The main aim was to see migrating Pomarine Skuas. These charismatic seabirds head north during early May and if the wind is in the right direction the chances are they will fly east down the English Channel. When they do Dungeness is probably the best place to see them.
Last year it didn't happen, the passage of skuas almost exclusively favoured the west coast, with hardly a trickle along the southern edge of Britain. That disappointment was in complete contrast to the previous year when on May 5, 2014 more than 100 flew past many of the southern watchpoints, many very close to the shoreline, including at Dungeness.
Last Friday I began to sweat a bit as a constant stream of Poms flew along the Channel. The count got higher and higher until at Dungeness it finished at 119 for the day. I was concerned the passage of Poms might run dry before I got there!
|The Dungeness Pom watch|
Would I see any? I needn't have worried.
|Three Pomarine Skua heading east by Dungeness|
Then 10 minutes later another shout of "Poms!" This time four birds, two with distinctive spoons, and at least one dark phase bird flew low across the pond straight out in front of us in the mid-distance. By 8.56 six Pomarine Skua had flown past, and by midday 19 of these wonderful birds had been seen though the scopes, 16 by me. Utterly brilliant.
|Five Pomarine Skua heading east|
|Suitably attired, Dodge checks geiger readings off the Dungeness nuclear power station|
|Two Mediterranean Gull|
|Twenty Brent Geese heading east|
|A well-camoflauged Whimbrel comes in off the sea and lands on the beach|
|Two lone birders watch the sea and, er, look at other stuff|
During a long but rewarding day I saw 25 Pomarine Skua and three Arctic Skua, plus 20 Brent Goose, five Eider, plenty of Common Scoter, four Red-breasted Merganser, four Black-throated Diver, numerous Gannet, one Hobby that came in off the sea then flew back out again, nine Whimbrel – one of which came in directly from the sea and landed on the beach, one Knot, three Sanderling, four Mediterranean Gull, four Kittiwake, as well as a stack of Sandwich Tern and Common Tern.
A very pleasing total.
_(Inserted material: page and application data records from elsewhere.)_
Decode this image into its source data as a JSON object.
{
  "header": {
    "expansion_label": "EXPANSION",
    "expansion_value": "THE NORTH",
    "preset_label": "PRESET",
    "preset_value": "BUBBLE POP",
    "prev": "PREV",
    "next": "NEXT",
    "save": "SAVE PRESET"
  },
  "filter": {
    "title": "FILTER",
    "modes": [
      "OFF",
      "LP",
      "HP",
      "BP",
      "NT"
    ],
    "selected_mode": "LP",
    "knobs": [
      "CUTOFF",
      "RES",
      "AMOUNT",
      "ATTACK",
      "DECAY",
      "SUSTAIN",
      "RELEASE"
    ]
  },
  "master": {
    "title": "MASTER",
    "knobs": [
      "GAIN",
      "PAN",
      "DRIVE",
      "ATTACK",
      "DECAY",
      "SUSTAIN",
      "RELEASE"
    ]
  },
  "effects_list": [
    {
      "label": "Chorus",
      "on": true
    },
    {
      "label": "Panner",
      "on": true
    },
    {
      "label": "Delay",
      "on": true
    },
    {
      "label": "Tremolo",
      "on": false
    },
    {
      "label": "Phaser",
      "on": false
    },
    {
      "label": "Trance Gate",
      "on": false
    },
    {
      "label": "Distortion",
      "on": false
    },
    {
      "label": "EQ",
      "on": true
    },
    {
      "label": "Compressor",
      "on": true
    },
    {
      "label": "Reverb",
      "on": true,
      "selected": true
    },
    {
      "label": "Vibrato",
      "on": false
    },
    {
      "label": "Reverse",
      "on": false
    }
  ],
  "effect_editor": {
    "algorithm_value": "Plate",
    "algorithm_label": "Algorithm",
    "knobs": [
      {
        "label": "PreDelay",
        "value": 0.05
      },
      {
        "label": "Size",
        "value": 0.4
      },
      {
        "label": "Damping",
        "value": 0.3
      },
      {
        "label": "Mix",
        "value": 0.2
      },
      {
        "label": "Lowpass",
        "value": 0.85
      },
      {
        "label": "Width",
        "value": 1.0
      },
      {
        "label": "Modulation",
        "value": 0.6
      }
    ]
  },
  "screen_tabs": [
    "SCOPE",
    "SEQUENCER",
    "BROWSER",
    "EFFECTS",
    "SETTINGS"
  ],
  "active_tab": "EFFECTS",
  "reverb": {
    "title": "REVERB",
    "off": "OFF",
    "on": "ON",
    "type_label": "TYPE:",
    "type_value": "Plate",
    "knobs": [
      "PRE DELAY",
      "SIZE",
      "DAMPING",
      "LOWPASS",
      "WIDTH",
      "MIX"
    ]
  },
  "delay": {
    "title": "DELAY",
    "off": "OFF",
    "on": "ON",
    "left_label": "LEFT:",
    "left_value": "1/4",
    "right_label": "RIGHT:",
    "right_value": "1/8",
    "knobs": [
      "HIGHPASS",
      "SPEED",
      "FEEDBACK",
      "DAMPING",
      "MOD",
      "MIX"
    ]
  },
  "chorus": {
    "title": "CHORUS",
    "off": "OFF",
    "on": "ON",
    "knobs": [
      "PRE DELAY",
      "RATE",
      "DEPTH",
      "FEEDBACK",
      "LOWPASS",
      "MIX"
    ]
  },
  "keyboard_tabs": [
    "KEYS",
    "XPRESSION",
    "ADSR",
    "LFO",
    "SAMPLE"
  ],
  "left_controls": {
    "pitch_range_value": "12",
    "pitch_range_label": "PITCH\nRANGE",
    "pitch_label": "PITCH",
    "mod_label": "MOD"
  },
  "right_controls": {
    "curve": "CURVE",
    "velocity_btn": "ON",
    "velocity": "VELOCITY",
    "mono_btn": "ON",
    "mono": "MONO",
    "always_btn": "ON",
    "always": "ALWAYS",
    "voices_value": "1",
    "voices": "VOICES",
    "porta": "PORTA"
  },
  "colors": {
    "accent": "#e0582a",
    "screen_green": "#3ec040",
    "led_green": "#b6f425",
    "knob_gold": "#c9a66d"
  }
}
I wondered what the following day would bring. As it turned out, not a lot but definitely one that got away.
As a picture postcard sun rose above the Channel on Sunday morning I arrived at the same time as another birder, Charles Trollope, who had come down from near Tenterden.
In a remarkable coincidence it transpired Charles was born in Redhill and his first birding patch was Holmethorpe Sand Pits! In those days it was still a productive quarry and a complete contrast to the Surrey Wildlife reserve it is now.
He had come to Dungeness just for a few hours in the hope of seeing his first Pomarine Skua, but alas it was not to be. The sea was like a mill pond and seawatching proved taxing.
The best birds of the morning were three Black Tern, feeding on the area known as 'the Patch', just off the headland from the nuclear power station. When the power station is being used it draws more than 100 million gallons of sea water from the sea to cool the turbines.
The waste water is then pumped back out to sea via two pipes. The mixture of waste water and sewage attracts gulls and terns by the hundreds.
|One of the three Black Tern feeding off residue from 'the Patch'|
The 'obs' was only about 400 yards away so we all scurried to our cars and in a few minutes were scouring the area for the Bee-eater. Already on site was top local birder Paul Trodd, with his trusty companion, his terrier Barney.
|Paul Trodd and Barney go in search of the Bee-eater|
I spent most of the day viewing the sea and while it wasn't the best days birding by any means I still managed to gather what, by my standards, is a reasonable list of birds.
|Oystercatchers on the move|
The highlight of the day was late on when homing in on a flock of waders that flew past my field of vision. While I was attempting (and failing) to id them through the scope they overtook a Pomarine Skua I must have missed!
So ended what was a very enjoyable couple of days, meeting up with old birding friends and making plenty of new ones.